William's Top Matches
About William Brenton
William Brenton (c. 1610–1674) was a colonial President, Deputy Governor, and Governor of the Colony of Rhode Island and Providence Plantations, and an early settler of Portsmouth and Newport in the Rhode Island colony. Austin and other historians give his place of origin as Hammersmith in Middlesex, England (now a part of London), but in reviewing the evidence, Anderson concludes that his place of origin is unknown. Brenton named one of his Newport properties "Hammersmith," and this has led some writers to assume that the like-named town in London was his place of origin.
Boston, Portsmouth and Newport
Brenton was in Boston by October 1633 when he was admitted to the church there, was made a freeman in May 1634, and later the same year was appointed to oversee the building of a jail house. He was a Boston selectman from 1634 to 1637, and in 1635 was appointed to a committee to consider the incident when Massachusetts magistrate John Endecott defaced the English flag, and to report to the court to what extent Endecott would be censured.
Brenton was a Deputy in Boston from 1635 to 1637, but following the settlement of Portsmouth on Aquidneck Island (called Rhode Island) by the followers of Anne Hutchinson, he became a resident there, and in late August 1638 was directed to oversee work on the prison.
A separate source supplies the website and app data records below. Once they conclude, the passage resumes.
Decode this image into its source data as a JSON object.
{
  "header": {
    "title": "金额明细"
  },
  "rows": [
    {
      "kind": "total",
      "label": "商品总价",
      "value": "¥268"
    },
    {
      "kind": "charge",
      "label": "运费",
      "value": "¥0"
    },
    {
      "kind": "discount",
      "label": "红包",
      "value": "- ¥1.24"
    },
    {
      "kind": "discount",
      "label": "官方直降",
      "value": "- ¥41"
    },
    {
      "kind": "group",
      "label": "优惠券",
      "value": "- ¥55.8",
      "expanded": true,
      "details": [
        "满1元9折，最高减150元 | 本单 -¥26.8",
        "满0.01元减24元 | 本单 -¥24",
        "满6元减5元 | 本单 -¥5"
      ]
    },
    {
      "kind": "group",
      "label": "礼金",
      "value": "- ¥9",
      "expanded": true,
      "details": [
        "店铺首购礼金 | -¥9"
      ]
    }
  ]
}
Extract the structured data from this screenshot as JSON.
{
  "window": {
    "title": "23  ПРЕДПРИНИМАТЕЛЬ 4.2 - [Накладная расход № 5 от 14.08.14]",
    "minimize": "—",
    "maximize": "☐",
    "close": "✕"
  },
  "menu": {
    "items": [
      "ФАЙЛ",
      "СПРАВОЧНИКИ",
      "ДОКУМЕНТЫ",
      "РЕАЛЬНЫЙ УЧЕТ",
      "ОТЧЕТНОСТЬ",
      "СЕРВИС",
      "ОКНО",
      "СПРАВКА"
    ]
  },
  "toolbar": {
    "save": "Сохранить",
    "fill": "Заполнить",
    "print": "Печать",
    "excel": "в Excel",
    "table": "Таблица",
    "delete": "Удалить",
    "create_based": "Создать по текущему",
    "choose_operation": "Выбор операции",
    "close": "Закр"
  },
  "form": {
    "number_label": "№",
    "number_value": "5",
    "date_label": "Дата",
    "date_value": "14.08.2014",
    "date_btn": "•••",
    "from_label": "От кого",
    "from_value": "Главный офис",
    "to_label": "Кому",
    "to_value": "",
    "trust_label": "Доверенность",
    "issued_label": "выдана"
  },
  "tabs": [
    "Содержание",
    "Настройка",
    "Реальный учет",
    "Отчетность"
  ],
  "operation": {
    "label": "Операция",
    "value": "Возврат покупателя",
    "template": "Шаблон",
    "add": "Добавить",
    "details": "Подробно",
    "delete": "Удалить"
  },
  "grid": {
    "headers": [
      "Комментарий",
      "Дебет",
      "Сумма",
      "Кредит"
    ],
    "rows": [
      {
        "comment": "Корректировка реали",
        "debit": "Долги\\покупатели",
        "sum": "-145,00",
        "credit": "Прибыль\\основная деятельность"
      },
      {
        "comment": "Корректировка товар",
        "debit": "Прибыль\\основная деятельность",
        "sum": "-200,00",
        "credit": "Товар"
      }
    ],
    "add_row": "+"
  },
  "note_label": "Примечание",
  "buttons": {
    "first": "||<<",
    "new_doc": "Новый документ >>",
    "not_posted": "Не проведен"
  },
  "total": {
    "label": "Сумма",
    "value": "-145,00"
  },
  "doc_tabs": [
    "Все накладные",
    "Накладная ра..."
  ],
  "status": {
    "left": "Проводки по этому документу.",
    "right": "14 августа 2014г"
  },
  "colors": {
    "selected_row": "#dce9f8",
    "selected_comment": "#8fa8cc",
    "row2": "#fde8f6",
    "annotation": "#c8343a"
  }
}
It appears that Brenton was not a follower of Hutchinson, or of her brother-in-law John Wheelwright, as he was not disarmed, and he also returned to live in Boston at a later time. In April 1639 he was one of nine men who signed an agreement to settle Newport, and appears to have changed residence, being present at a general meeting there a year later. However, by 1643 his residence was once again given as Portsmouth. From 1640 to 1647, while William Coddington was the governor of the two Aquidneck Island towns of Portsmouth and Newport, Brenton was the deputy governor. In February 1649 Brenton was again living in Boston, when he was given liberty to "set up a porch afore his house" there.
Terms as president and governor
From 1652 to 1657 Brenton was once again a selectman, and in 1655 became a freeman of Newport. In 1660 he succeeded Benedict Arnold as President of all four towns of the Rhode Island colony, serving for two one-year terms, and also serving as a commissioner during this period. One issue facing this administration was the land speculation of Humphrey Atherton in the Narragansett country (later to become Washington County, Rhode Island). A committee was appointed to deal with Atherton and his company about his land purchase, and arrange terms upon which Atherton might enter the colony. If the Atherton company refused to confer, then they would be forbidden from entering their lands. The committee reported only partial progress on this issue, and would continue at a later session.
One of the first acts of Brenton's administration was to proclaim that King Charles II of England be recognized as the Supreme Civil Magistrate of the colony, and the day of 21 October was set aside as the date of public recognition for the new king. Also during this administration, a commission was issued to Dr. John Clarke, Rhode Island's agent and diplomat in London, with the intent of seeking a new charter from the king, and a committee of three members from each town drew up instructions for Dr. Clarke. The new charter, delivered from England in 1663 during the tenure of Brenton's successor, Benedict Arnold, was characterized by historian Thomas W. Bicknell as "the most liberal and enlightened charter the world had then known." When Arnold was named by the charter as the first Governor of the Colony of Rhode Island, Brenton was named as the first Deputy Governor. When Arnold stepped down as governor in 1666, Brenton became governor of the colony for three consecutive one-year terms.
Later life and legacy
In 1658 Brenton was granted 8,000 acres of land on the Merrimack River, a tract which was called Brenton Farm and later became the town of Litchfield, New Hampshire. In 1670 he was residing in Taunton in the Plymouth Colony. Even though he was living in Taunton, in 1672 he was once again elected governor of the Rhode Island colony, in absentia, but refused to serve. He died sometime after 25 September 1674, when he was involved in a land deed, but before 13 November of that year when his will was proved at Newport, where he died. One source says he eventually became a member of the Quaker church, but this is not supported by Anderson who gives his church affiliation only as the Boston (Puritan) church. He had been a highly useful member of the colony, serving as an office holder or legislator for nearly 40 years. Brenton's Point and Brenton's Reef in Newport are named after him, and Hammersmith Farm, where United States President John F. Kennedy was married to Jacqueline Bouvier, was named for his property in Newport.
Brenton was first married, by 1634, to a woman named Dorothy, who apparently died soon thereafter, leaving a single son, Barnabas, who was baptized in Boston on 24 January 1635. There is no further record of this son. Nearly a decade later, by about 1644, Brenton married Martha Burton, the daughter of Thomas Burton, with whom he had nine children. Martha died shortly before Brenton, in 1672 or 1673. Their daughter Mary married future colonial Rhode Island Governor Peleg Sanford, the son of John Sanford who succeeded William Coddington as governor of Portsmouth and Newport under the Coddington Commission. Their daughter Sarah married Joseph Eliot, the son of Puritan minister and missionary, John Eliot.